ACTIVITY: Gather each line of the entries below that includes "elit".

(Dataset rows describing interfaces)
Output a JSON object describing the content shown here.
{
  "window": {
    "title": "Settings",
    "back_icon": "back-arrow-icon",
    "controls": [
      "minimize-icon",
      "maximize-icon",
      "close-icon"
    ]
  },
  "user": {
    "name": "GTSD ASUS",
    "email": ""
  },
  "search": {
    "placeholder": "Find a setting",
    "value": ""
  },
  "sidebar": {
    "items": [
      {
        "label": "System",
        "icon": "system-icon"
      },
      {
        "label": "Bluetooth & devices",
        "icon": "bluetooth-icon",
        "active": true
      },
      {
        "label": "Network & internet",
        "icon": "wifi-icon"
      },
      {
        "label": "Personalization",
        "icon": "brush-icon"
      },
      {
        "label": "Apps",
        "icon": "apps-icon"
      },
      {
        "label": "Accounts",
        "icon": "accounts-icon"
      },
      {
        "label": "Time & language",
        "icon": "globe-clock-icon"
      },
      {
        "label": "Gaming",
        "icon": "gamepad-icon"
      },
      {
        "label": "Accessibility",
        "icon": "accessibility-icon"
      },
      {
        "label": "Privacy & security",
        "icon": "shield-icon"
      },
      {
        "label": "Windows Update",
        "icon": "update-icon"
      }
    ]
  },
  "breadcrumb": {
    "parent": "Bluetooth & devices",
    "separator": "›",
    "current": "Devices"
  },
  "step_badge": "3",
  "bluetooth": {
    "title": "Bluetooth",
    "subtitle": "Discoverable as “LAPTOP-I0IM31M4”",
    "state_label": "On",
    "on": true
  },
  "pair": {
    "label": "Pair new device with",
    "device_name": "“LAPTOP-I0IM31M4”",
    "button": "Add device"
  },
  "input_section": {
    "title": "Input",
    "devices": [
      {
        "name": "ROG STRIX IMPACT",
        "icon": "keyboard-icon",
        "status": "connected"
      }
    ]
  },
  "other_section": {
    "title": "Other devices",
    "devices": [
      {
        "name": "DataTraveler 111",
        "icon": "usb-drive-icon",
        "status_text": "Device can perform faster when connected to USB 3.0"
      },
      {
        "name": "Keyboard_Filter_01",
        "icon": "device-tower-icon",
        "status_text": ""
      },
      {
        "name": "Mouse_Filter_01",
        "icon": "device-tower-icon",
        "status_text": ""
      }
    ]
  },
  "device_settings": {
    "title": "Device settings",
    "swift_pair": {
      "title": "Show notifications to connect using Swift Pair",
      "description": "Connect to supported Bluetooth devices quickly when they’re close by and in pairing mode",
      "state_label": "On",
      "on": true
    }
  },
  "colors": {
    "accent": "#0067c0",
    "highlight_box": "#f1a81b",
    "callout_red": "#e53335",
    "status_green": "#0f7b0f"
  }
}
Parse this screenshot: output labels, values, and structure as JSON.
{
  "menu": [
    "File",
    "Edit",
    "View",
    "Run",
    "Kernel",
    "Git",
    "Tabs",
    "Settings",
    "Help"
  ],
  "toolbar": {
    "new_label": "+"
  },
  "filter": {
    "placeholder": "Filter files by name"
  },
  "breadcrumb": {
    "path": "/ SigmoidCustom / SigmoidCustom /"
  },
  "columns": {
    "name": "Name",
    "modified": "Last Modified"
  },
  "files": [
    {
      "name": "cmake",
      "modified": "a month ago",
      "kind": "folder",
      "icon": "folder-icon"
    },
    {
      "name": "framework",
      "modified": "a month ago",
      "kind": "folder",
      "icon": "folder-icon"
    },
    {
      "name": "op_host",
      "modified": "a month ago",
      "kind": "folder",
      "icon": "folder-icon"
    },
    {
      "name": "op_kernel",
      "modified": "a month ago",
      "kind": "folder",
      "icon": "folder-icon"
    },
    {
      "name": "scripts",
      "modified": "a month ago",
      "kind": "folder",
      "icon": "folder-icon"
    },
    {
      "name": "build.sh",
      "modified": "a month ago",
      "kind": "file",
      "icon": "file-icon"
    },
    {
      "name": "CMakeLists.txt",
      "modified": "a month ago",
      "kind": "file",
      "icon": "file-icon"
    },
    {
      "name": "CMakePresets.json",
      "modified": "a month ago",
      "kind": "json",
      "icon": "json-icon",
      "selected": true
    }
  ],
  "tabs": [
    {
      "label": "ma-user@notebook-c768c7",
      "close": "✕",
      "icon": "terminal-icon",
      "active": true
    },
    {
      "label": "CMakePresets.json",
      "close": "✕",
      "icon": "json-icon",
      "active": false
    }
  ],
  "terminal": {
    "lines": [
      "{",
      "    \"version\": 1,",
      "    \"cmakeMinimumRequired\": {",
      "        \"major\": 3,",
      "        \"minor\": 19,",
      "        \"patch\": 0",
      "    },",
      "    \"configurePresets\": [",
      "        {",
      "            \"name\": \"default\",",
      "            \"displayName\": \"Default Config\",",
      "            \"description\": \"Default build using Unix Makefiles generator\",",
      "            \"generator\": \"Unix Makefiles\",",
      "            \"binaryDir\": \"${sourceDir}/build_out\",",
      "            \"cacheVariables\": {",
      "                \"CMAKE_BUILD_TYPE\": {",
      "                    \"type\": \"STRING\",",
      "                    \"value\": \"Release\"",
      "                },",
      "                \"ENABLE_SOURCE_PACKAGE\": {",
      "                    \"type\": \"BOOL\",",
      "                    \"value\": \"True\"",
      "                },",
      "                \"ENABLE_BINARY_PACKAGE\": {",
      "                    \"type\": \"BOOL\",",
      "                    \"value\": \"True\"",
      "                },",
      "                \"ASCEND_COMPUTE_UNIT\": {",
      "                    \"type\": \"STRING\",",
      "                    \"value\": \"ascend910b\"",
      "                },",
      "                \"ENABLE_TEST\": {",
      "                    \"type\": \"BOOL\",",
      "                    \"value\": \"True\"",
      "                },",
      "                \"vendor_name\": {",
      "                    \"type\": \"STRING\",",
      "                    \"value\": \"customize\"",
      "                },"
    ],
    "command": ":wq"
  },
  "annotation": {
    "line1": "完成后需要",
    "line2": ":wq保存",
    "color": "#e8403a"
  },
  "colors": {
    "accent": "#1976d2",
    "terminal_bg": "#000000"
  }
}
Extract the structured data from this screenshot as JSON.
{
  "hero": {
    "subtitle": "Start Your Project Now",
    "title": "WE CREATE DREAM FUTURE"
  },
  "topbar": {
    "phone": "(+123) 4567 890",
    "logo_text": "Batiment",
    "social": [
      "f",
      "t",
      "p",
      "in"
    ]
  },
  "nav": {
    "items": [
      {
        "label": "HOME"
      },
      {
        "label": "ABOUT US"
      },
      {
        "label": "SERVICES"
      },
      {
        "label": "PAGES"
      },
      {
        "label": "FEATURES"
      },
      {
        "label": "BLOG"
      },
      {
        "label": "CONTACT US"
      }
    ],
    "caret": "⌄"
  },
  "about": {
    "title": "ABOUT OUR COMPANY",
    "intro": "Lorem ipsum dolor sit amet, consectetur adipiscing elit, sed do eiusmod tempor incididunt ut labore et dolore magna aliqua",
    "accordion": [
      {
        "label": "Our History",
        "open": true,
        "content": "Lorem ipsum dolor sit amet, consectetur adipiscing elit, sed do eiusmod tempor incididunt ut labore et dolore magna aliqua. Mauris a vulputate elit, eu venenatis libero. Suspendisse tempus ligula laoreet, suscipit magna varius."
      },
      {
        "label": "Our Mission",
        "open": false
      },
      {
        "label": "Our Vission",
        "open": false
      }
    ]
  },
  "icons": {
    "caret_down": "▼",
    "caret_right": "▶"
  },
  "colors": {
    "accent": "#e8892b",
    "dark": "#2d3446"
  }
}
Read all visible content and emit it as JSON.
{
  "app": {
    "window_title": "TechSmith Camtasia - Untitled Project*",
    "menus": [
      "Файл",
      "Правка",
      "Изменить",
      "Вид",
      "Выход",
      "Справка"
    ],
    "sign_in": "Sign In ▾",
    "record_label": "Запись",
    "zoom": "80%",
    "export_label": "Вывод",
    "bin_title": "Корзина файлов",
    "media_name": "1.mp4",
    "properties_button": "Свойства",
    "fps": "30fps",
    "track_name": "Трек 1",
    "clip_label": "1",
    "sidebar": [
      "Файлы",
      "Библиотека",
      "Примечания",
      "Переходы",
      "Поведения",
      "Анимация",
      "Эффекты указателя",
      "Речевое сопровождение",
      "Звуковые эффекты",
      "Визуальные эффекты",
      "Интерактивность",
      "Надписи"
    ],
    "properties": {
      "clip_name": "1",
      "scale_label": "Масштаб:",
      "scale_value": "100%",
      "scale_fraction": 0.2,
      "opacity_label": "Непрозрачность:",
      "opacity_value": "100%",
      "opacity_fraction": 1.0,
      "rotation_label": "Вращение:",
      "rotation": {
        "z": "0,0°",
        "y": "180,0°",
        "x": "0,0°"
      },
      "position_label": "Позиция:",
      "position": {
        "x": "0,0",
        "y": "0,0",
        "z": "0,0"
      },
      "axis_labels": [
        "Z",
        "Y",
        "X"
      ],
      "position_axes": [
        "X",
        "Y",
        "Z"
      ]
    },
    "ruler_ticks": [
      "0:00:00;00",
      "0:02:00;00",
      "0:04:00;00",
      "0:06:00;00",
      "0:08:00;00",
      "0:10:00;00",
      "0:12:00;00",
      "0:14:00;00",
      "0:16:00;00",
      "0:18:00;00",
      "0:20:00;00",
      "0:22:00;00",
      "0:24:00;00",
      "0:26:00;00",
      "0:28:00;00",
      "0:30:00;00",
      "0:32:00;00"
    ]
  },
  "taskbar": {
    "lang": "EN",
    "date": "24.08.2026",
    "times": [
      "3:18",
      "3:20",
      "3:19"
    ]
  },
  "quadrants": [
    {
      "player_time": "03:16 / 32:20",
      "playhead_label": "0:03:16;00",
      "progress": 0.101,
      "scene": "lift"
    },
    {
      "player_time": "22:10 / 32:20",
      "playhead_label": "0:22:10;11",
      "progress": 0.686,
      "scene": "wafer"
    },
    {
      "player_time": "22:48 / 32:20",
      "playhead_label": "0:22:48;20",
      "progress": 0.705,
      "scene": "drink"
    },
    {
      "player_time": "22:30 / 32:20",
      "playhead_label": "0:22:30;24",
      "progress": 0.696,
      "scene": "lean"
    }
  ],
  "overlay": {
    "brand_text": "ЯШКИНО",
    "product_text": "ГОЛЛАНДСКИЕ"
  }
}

ANSWER TO THIS TASK:
    "intro": "Lorem ipsum dolor sit amet, consectetur adipiscing elit, sed do eiusmod tempor incididunt ut labore et dolore magna aliqua",
        "content": "Lorem ipsum dolor sit amet, consectetur adipiscing elit, sed do eiusmod tempor incididunt ut labore et dolore magna aliqua. Mauris a vulputate elit, eu venenatis libero. Suspendisse tempus ligula laoreet, suscipit magna varius."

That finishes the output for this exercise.